A good modern title for this poem might be He’s Just Not That Into You. Venus frankly acts kind of desperate in her increasingly brazen attempts to gain Adonis’s affections, and he simply isn’t having it. He’s all about the hunt. But Venus is persistent, and finally Adonis gives in to her momentarily in the hopes that she’ll be satisfied and go away. But things turn tragic when Adonis insists on going on another hunt the following morning.
It struck me as a gender-flipped version of a common occurrence in Greco-Roman mythology, where a deity takes interest in a human and things end badly for said human. For example, you have the stories of Pan and Syrinx or Apollo and Daphne, just to name a couple. Some of the lines in the poem are really beautiful, but it felt a bit like Fatal Attraction: Roman Edition, which I’m not sure Shakespeare was going for.
Now that I’m not attaching myself to the written text as closely, I hope to pick up the pace a bit. In April I plan to get through at least the following works:
- Titus Andronicus
- The Taming of the Shrew
- The Rape of Lucrece
- The Two Gentlemen of Verona
We have another narrative poem in The Rape of Lucrece (content warning, etc.). The same patron who commissioned Venus and Adonis also commissioned this one. We also have another “hit” in The Taming of the Shrew and possibly Shakespeare’s worst play in The Two Gentlemen of Verona. Then again, I saw one ranker put it above both The Taming of the Shrew and Romeo and Juliet, so it pays to remember that this stuff is always subjective.

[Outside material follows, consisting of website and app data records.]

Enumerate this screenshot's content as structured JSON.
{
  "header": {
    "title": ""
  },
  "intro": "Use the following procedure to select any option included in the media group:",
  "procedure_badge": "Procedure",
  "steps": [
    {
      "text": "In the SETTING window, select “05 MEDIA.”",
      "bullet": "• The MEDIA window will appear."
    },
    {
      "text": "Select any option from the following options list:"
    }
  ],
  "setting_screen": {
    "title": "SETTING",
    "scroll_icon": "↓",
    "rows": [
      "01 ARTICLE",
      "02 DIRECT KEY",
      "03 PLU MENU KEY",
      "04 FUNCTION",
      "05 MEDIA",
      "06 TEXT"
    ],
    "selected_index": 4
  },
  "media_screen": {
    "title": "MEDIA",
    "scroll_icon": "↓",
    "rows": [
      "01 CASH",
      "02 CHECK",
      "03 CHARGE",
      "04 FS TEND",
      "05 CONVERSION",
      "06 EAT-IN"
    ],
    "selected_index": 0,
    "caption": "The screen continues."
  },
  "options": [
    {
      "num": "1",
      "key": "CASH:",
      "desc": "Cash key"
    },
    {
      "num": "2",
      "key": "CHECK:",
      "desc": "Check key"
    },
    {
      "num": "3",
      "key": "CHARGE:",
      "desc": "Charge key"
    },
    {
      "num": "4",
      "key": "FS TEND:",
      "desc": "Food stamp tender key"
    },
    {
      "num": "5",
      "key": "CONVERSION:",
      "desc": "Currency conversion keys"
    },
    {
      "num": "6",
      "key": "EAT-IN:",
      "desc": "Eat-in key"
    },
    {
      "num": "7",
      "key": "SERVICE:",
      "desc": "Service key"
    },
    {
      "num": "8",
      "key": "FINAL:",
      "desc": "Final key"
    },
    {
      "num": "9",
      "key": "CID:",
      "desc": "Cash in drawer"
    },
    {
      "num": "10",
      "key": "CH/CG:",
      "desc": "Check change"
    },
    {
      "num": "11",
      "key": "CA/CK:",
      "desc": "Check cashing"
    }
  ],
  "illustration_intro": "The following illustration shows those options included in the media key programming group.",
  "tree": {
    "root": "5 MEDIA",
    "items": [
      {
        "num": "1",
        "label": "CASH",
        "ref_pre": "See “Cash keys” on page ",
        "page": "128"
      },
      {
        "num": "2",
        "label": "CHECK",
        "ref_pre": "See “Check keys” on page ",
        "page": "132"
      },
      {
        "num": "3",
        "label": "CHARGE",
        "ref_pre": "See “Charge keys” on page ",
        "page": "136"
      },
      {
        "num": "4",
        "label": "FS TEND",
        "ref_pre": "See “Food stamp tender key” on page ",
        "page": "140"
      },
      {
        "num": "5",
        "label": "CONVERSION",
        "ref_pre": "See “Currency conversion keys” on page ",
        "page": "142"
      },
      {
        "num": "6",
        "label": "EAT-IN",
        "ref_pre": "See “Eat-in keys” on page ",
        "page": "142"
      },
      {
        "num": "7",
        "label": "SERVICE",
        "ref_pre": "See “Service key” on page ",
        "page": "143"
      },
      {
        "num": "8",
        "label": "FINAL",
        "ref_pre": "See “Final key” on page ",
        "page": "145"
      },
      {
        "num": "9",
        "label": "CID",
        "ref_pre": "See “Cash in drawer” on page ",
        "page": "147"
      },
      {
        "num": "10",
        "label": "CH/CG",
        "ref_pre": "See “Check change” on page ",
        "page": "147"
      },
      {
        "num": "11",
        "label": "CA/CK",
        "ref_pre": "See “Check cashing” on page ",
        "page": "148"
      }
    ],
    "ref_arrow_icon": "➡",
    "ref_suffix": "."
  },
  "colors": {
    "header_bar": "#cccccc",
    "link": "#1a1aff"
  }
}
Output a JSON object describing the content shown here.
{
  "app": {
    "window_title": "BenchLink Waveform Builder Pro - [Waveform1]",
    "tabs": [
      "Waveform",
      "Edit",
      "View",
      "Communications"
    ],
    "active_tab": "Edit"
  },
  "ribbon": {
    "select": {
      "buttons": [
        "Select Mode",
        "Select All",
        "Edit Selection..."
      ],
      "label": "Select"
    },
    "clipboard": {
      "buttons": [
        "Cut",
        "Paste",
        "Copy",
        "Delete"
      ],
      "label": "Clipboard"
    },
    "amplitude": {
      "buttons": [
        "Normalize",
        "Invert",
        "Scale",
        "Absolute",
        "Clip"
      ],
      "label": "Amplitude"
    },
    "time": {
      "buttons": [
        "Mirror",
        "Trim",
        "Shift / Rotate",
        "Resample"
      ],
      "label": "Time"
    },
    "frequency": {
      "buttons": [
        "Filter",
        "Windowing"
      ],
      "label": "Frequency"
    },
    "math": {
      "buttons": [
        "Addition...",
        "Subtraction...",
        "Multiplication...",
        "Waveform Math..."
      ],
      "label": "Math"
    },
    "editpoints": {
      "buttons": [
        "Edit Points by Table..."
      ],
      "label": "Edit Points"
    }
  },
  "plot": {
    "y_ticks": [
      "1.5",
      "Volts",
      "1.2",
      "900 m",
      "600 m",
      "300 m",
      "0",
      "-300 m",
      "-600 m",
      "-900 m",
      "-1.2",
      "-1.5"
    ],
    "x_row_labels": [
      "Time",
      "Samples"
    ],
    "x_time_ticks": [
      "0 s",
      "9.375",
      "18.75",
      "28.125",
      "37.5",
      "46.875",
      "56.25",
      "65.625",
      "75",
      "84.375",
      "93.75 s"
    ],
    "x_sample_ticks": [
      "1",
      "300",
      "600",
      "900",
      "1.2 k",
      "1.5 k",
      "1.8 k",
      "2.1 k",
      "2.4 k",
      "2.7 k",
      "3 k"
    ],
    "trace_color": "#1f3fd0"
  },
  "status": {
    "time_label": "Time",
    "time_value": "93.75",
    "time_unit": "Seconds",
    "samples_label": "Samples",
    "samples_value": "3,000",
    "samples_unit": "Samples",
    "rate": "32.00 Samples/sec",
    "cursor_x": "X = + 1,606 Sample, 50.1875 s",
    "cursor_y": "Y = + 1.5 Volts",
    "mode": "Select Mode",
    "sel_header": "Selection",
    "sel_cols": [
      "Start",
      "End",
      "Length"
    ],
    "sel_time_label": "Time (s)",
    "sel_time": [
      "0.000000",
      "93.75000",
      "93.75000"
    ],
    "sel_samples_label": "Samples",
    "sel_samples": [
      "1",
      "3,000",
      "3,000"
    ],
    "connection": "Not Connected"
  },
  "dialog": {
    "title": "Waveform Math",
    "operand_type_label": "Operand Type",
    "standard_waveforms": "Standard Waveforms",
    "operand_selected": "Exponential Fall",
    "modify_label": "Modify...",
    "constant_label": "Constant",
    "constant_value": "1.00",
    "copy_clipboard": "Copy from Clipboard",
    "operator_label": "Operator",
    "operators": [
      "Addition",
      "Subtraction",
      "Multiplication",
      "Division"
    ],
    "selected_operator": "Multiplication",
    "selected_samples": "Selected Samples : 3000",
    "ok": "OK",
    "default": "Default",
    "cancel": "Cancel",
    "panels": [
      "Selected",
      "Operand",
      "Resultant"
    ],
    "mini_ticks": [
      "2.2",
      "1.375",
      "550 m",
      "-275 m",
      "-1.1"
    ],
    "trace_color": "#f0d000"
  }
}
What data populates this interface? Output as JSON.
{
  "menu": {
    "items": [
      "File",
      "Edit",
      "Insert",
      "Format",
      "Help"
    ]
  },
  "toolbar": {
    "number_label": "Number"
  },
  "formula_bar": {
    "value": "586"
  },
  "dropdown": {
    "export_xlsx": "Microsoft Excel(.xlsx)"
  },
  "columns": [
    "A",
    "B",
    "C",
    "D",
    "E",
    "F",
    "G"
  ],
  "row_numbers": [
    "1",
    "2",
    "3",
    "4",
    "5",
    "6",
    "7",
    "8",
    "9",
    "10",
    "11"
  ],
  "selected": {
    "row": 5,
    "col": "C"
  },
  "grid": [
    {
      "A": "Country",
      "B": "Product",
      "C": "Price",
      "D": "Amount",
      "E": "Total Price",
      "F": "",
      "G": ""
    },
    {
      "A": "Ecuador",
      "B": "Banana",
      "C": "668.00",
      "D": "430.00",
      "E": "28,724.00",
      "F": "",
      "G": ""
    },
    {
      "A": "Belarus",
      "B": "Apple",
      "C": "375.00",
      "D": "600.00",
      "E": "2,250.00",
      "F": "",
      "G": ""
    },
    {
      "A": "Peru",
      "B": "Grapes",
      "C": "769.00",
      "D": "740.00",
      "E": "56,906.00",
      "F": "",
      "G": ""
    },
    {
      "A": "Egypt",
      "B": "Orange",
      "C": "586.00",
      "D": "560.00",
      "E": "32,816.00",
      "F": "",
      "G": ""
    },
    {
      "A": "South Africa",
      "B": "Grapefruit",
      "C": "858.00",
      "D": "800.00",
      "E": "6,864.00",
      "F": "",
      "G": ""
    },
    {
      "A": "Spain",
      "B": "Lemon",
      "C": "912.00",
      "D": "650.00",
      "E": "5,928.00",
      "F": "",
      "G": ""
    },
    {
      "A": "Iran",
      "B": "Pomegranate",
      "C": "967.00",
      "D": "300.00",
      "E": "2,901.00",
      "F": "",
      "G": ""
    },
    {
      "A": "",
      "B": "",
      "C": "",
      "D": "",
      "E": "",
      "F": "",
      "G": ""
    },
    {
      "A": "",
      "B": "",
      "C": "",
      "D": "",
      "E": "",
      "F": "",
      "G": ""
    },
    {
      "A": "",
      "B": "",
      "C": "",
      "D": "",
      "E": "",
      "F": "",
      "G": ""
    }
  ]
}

What is your least favorite Shakespeare play? Let’s talk about it in the comments!
Leave a Reply